Stress levels in schools often peak in semester 2. Staff run out of energy and reserves. This is evident in diminished enthusiasm and increased staff illness. Little incidents that wouldn’t normally rattle them, are blown out of proportion. The end of the school year is a busy, demanding time. Finishing strong is important for student outcomes as well as staff morale and welfare. At Happy School we have put together a professional development session especially to equip staff to finish the year well. The session helps staff:-
- Remember why we teach
- Increase the satisfaction they get from teaching
- Improve their Work – Life balance
- Establish a positive mindset and
- Finish the year well
Email us now to check available dates for hosting a LOVE Teaching Again session at your school info@HappySchool.com.au Happy School articles this month include…
If your school is not currently subscribing to receive the weekly articles, www.happyschool.com.au and become a subscriber today. For less than the cost of ONE supply teacher day you can provide a weekly article to boost staff morale and reduce teacher stress.
We are all aware that PEOPLE make the difference in schools. Therefore investing in your people needs brings the best returns. Professional development sessions for your staff are available on a range of topics. These are ideal for student free days or twilight sessions. Email to check availability of your preferred date and book now. Which topic does your team need most?

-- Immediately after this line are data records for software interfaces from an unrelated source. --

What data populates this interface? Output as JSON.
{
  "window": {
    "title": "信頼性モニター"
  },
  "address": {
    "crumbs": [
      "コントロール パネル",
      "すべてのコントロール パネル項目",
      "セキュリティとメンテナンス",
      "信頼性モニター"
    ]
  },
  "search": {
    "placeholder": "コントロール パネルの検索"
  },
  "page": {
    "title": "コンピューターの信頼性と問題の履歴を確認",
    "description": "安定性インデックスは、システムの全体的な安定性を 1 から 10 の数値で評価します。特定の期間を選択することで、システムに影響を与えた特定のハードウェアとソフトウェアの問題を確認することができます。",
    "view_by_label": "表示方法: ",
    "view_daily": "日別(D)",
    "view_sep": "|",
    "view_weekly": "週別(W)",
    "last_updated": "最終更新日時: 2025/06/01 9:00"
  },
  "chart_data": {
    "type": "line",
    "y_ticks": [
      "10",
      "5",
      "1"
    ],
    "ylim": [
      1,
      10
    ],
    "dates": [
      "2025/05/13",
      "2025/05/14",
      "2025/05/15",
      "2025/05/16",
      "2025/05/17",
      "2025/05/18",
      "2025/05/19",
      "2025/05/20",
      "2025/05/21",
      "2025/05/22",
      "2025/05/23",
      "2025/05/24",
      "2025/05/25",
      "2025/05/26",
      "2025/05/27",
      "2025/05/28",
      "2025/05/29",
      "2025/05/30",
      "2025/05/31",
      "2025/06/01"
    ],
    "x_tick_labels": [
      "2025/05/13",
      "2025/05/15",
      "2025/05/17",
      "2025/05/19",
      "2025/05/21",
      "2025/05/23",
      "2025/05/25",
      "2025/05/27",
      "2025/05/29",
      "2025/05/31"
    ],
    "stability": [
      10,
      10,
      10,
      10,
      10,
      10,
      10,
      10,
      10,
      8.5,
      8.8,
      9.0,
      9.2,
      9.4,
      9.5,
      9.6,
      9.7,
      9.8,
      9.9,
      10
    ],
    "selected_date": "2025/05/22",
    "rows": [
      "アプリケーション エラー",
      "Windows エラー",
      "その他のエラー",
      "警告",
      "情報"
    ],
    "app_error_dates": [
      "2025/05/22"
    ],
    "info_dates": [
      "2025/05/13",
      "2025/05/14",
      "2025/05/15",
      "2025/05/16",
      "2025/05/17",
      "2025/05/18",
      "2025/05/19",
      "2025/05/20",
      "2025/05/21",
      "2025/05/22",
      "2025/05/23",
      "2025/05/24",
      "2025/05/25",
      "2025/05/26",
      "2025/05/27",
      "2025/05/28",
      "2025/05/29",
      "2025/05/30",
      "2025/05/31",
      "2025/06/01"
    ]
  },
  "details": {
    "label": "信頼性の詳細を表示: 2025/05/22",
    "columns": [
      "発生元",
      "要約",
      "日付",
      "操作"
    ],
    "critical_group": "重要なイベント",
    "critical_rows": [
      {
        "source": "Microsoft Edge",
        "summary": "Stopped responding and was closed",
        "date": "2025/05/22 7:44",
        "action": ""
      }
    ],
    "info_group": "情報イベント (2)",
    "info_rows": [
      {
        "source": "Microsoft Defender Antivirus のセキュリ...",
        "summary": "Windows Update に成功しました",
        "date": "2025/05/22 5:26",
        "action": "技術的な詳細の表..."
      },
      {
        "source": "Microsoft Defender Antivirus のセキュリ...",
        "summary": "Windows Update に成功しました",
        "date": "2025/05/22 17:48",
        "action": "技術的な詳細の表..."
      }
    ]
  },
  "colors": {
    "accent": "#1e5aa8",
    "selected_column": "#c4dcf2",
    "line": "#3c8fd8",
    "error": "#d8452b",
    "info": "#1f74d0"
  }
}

- Increasing WORK-LIFE Satisfaction
- Building Trust – Essential Skills
- Thriving in Times of Change
- Gr8 People are Part of Gr8 Teams
- Feedback – Helping Teachers Be the Best They Can Be
- 7 Secrets to Motivating and Engaging Students
Conferences and Work With Schools This month I’m looking forward to working with …
- Western NSW Principals’ Conference at Broken Hill
- Sutherland Shire School Principals’ Conference at Woollongong
- Education Queensland Aspiring Leaders program
- School leaders throughout Qld through the QASSP Webinar series
- Leadership teams at Ferny Grove SHS, Wilston SS, Mabel Park SS and Corinda SHS
- School staff at Highland Reserve SS, Coomera Rivers SS, our Lady’s College and Canberra
- School leadership teams on the Gold Coast on Establishing a Feedback Culture
If you’d like me to present at your conference or work with your staff, email me firstname.lastname@example.org